Environmental toxins don’t only come from the air. There have been 1,149 informal actions and 78 formal actions against prisons and jails for violating the Safe Drinking Water Act in the past five years. Inmates have reported water with a brown tint and weird smell. One inmate reported that at the Texas prison in which he was incarcerated, if you put a white washcloth under the tap water for 10-15 minutes, it would turn brown from the contaminants.

The only agency with nationwide oversight of the environmental hazards in prisons is the Environmental Protection Agency (EPA). It also has environmental justice guidelines that require it to consider the effects of its actions on low-income communities of color, who are disproportionately impacted by pollution and other environmental hazards. However, the population data used by the agency does not include prisoners, and this oversight impacts how the EPA does inspections and grants permits for the construction of new prisons.
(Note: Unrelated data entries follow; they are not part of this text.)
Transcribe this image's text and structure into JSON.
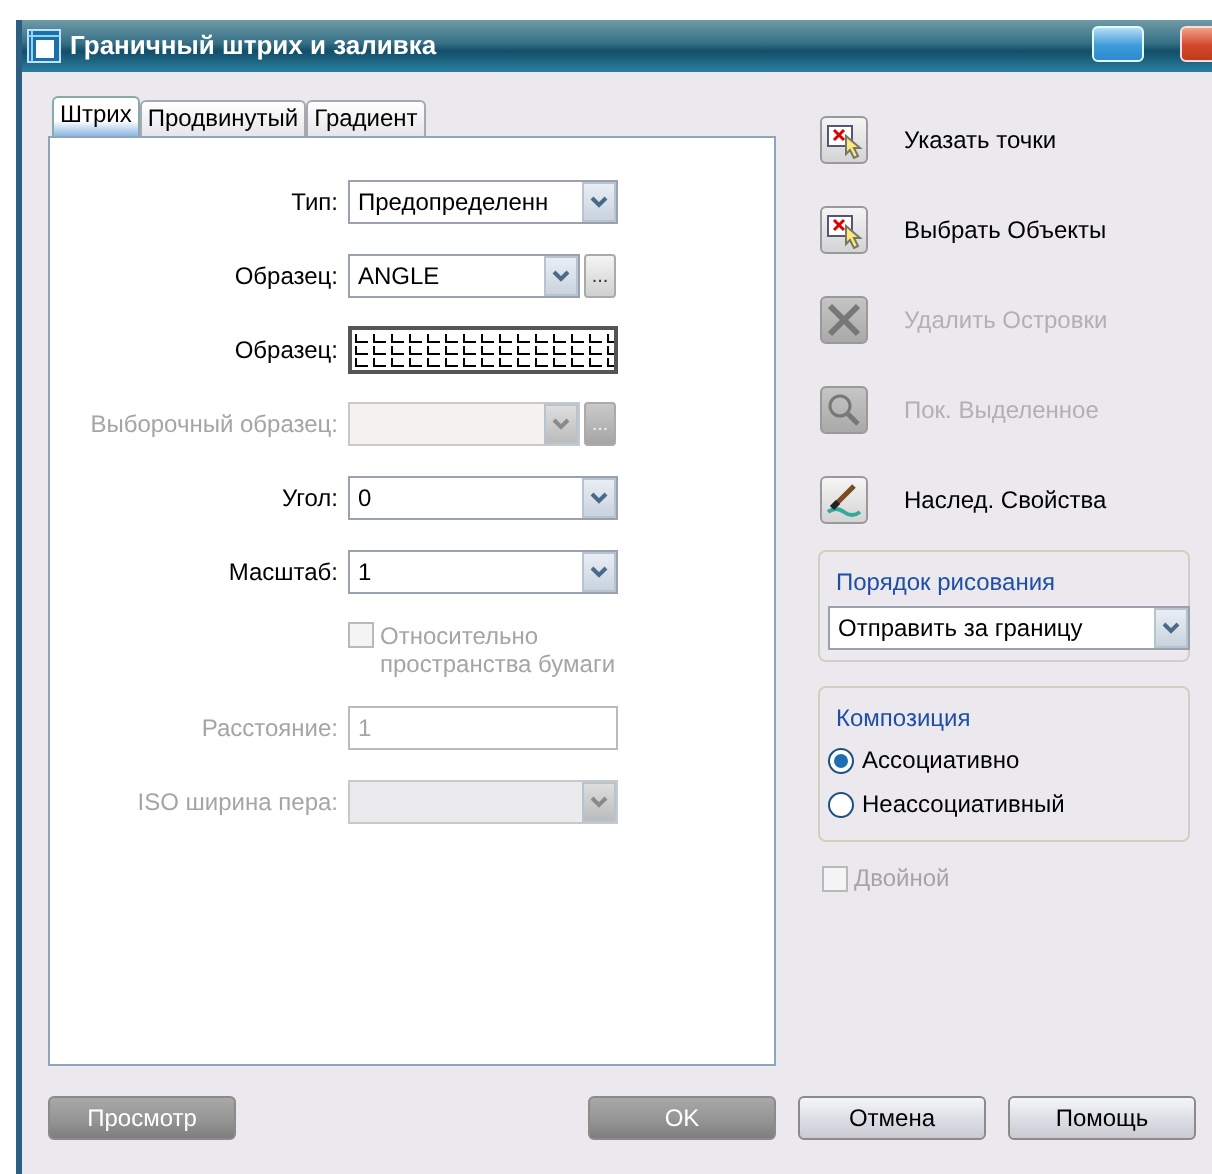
{
  "window": {
    "title": "Граничный штрих и заливка"
  },
  "tabs": [
    {
      "label": "Штрих",
      "selected": true
    },
    {
      "label": "Продвинутый",
      "selected": false
    },
    {
      "label": "Градиент",
      "selected": false
    }
  ],
  "fields": [
    {
      "kind": "combo",
      "label": "Тип:",
      "value": "Предопределенн",
      "disabled": false
    },
    {
      "kind": "combo_browse",
      "label": "Образец:",
      "value": "ANGLE",
      "browse": "...",
      "disabled": false
    },
    {
      "kind": "pattern",
      "label": "Образец:",
      "disabled": false
    },
    {
      "kind": "combo_browse",
      "label": "Выборочный образец:",
      "browse": "...",
      "disabled": true
    },
    {
      "kind": "combo",
      "label": "Угол:",
      "value": "0",
      "disabled": false
    },
    {
      "kind": "combo",
      "label": "Масштаб:",
      "value": "1",
      "disabled": false
    },
    {
      "kind": "checkbox",
      "label": "Относительно пространства бумаги",
      "checked": false,
      "disabled": true
    },
    {
      "kind": "input",
      "label": "Расстояние:",
      "value": "1",
      "disabled": true
    },
    {
      "kind": "combo",
      "label": "ISO ширина пера:",
      "disabled": true
    }
  ],
  "actions": [
    {
      "kind": "pick",
      "label": "Указать точки",
      "disabled": false
    },
    {
      "kind": "select",
      "label": "Выбрать Объекты",
      "disabled": false
    },
    {
      "kind": "remove",
      "label": "Удалить Островки",
      "disabled": true
    },
    {
      "kind": "view",
      "label": "Пок. Выделенное",
      "disabled": true
    },
    {
      "kind": "inherit",
      "label": "Наслед. Свойства",
      "disabled": false
    }
  ],
  "draw_order": {
    "title": "Порядок рисования",
    "value": "Отправить за границу"
  },
  "composition": {
    "title": "Композиция",
    "options": [
      {
        "label": "Ассоциативно",
        "selected": true
      },
      {
        "label": "Неассоциативный",
        "selected": false
      }
    ]
  },
  "double": {
    "label": "Двойной",
    "checked": false,
    "disabled": true
  },
  "buttons": [
    {
      "label": "Просмотр",
      "disabled": true
    },
    {
      "label": "OK",
      "disabled": true
    },
    {
      "label": "Отмена",
      "disabled": false
    },
    {
      "label": "Помощь",
      "disabled": false
    }
  ]
}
Additionally, although the Federal Bureau of Prisons is required to consider its environmental impact when proposing the construction of new prisons, they overlook prisoner well-being when making these decisions. Instead, they focus on the local economy and on environmental issues outside of the prison. Prisoner health is rarely mentioned in environmental impact statements by the FBP, allowing prisons to be constructed on or near extremely polluted, toxic lands.

The health hazards faced by incarcerated people are not solely human-made. At Avenal State Prison in California’s Central Valley, valley fever infection rates are dozens of times more common than in neighboring communities. Valley fever is an infection acquired by breathing in a soil-dwelling fungus. Although it has similar symptoms as the common flu, if left untreated it can lead to chronic symptoms and even death. More than 50 California state prisoners have died from valley fever in the past decade. In 2015, the California Department of Corrections and Rehabilitation started providing prisoners the option of taking valley fever immunity tests and transferred the prisoners who were found most vulnerable to prisons with lower rates of infection. However, there are still many who opt out of the testing to avoid the possibility of being transferred in order to stay near family members.

Valley fever infections are expected to increase as the effects of climate change become more intense. Heavy rains followed by long dry periods lead to increased growth of the fungus, which results in higher infection rates. This is just one example of how the climate crisis will worsen toxic conditions for incarcerated people. Prisons are ill-equipped for increasing temperatures as well. In Texas during the summer of 2011, state prisons did not provide air conditioning in the 100+ degree weather, resulting in the deaths of 10 prisoners because of heat stroke. The only solution offered by prison guards was to drink more water, which was also dangerous because the water was contaminated with arsenic. As climate change creates increasingly inhospitable conditions, those on the margins of society will be the most impacted.

People of color account for 61% of the U.S. prison population but only 25% of the total U.S. population. This disparity shows that the problem of toxic environmental conditions in prison is an extension of environmental racism. Environmental racism refers to the placement of pollution and waste-producing sites in communities with high populations of people of color, which, because of selective hyper-incarceration, include prisons. The rights of prisoners are overlooked both culturally and by regulatory agencies. Until this large swath of our population is treated as deserving of safety from pollution, illness, and other environmental health issues, racial discrepancies in environmental safety and health will persist and worsen.